Tim's "particular adventure" was of another kind. It was a self- repeater--of some
violence, moreover, when the smallness of the hero is considered. Whether in after-life
he become an astronomer-poet or a "silver-and-mechanical engineer"--both dreams of
his--he will ever be sharp upon rescuing something. A lost star or a burning mine will be
his objective, but with the essential condition that it be-- unattainable. Achievement
would mean lost interest. For Tim's desire was, is, and ever will be insatiable.
Profoundest mystery, insoluble difficulty, and endless searching were what his soul
demanded of life. For him all ponds were bottomless, all gipsies older than the moon.
He felt the universe within him, and was born to seek its inexplicable "explanation"--
outside. The realisation of such passion, however, is not necessarily confined to writers
of epics and lyrics. Tim was a man of action before he was a poet. "Forever questing"
was his unacknowledged motto. Besides asking questions about stars and other
inaccessible incidents of his Cosmos, he liked to "go busting about," as he called it--
again with one essential condition that the thing should never come to an end by merely
happening. Its mystery must remain its beauty.
"I want to save something from an awful, horrible death," he announced one evening,
looking up from Half-hours with English Battles for a sign of beauty in distress.
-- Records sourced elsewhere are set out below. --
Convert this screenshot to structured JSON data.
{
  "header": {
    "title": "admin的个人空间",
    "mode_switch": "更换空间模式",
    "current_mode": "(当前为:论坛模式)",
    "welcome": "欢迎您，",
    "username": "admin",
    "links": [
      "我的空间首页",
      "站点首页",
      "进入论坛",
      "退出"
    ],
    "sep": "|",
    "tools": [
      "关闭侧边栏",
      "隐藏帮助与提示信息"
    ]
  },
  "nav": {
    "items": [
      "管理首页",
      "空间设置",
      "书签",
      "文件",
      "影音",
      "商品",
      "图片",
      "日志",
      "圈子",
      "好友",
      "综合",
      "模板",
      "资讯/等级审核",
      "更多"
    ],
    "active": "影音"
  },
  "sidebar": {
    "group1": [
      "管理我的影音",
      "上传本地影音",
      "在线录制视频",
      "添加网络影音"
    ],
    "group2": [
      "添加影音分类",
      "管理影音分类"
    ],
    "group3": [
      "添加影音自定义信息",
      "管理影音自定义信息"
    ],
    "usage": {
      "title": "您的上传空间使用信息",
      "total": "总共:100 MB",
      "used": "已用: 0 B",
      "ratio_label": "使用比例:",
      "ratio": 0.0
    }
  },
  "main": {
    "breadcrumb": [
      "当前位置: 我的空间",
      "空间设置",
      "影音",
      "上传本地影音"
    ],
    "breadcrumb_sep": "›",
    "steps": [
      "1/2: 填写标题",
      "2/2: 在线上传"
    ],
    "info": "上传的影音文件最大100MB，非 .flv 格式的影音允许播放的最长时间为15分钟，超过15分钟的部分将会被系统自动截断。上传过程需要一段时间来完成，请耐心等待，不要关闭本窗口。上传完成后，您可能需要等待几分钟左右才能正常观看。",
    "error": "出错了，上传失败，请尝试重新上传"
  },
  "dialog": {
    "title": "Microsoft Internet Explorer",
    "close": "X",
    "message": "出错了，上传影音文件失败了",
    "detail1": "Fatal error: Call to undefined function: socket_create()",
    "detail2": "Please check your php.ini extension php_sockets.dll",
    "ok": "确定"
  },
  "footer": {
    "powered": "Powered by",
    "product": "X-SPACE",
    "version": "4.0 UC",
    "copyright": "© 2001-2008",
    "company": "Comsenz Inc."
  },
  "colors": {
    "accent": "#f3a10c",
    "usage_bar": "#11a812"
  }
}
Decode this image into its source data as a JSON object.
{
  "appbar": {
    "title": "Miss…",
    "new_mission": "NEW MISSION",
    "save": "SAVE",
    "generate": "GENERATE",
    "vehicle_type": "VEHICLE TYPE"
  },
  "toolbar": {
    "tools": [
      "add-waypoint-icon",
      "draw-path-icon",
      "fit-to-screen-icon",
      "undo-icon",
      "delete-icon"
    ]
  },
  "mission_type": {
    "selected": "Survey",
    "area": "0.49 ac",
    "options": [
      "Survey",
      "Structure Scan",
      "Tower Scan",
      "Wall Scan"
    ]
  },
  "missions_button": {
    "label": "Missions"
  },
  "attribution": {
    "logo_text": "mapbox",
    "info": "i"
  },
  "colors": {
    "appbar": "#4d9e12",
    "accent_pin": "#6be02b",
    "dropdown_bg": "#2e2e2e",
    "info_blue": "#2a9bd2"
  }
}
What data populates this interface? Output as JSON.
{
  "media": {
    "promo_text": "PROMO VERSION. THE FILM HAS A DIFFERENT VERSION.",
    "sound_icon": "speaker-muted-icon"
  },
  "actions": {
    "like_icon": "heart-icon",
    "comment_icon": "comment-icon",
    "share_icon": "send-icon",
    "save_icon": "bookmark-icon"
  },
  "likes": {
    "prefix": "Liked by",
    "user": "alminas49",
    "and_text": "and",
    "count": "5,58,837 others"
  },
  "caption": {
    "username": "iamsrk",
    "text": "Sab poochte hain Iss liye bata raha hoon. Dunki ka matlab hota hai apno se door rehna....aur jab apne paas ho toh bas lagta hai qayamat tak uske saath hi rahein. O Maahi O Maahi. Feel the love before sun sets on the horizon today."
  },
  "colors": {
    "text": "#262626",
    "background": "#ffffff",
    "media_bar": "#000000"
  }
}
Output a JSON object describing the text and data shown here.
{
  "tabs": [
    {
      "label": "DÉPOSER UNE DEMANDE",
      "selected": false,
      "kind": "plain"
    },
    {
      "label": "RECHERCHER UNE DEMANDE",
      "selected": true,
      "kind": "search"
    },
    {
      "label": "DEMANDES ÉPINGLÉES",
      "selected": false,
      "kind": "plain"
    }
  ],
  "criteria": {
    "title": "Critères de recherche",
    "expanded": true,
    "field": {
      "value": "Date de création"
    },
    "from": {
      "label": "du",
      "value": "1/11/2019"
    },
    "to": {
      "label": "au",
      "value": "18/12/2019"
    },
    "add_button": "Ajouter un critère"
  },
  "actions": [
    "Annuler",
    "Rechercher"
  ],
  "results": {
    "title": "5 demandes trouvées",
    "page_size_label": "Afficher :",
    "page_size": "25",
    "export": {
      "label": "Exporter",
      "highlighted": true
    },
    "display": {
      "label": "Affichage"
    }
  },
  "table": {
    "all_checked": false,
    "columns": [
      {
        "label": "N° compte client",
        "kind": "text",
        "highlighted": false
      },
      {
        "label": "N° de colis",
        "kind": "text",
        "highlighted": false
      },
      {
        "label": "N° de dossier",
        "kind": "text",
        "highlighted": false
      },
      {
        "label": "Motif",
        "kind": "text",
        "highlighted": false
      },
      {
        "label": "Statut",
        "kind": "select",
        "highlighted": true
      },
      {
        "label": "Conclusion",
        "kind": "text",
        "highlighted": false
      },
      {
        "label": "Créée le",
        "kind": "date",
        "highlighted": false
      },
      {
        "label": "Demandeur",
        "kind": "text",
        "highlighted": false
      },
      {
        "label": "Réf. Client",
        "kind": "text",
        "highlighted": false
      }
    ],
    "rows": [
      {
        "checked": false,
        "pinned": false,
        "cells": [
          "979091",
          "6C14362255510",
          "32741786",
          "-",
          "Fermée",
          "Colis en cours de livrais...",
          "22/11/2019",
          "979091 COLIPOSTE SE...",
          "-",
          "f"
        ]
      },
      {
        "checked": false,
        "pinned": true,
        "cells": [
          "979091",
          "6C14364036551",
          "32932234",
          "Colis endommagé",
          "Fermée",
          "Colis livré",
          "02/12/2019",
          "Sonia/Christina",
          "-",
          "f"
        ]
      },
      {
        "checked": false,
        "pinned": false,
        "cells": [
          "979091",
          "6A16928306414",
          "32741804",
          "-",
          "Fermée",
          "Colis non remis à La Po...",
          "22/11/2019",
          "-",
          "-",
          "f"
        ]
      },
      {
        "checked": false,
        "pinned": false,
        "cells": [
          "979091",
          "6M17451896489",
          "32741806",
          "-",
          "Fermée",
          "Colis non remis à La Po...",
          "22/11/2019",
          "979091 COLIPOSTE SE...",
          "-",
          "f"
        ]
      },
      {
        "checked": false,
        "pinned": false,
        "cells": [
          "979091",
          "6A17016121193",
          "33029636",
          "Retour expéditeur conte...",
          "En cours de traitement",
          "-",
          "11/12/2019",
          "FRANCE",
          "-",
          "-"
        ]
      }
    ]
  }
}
"Not so easy," his uncle warned him, equally weary of another overrated book--his own.
"But I feel like it," he replied. "Come on."
Uncle Felix still held back. "That you feel like it doesn't prove that there's anything that
wants rescuing," he objected.
The boy stared at him with patient tolerance and surprise.
"I promised," he said simply.
It was the other's turn to stare. "And when, pray?" They had been alone for the last half
hour. It seemed strange.
"Oh--just now," replied the boy carelessly. "A few minutes ago-- about."
"Indeed!" It seemed stranger still. No one had come in. Yet Tim never prevaricated.
"Yes," he said, "I gave my wordy honour." It was so gravely spoken that, while pledges
involving life and death were obviously not new to him, this one was of exceptional kind.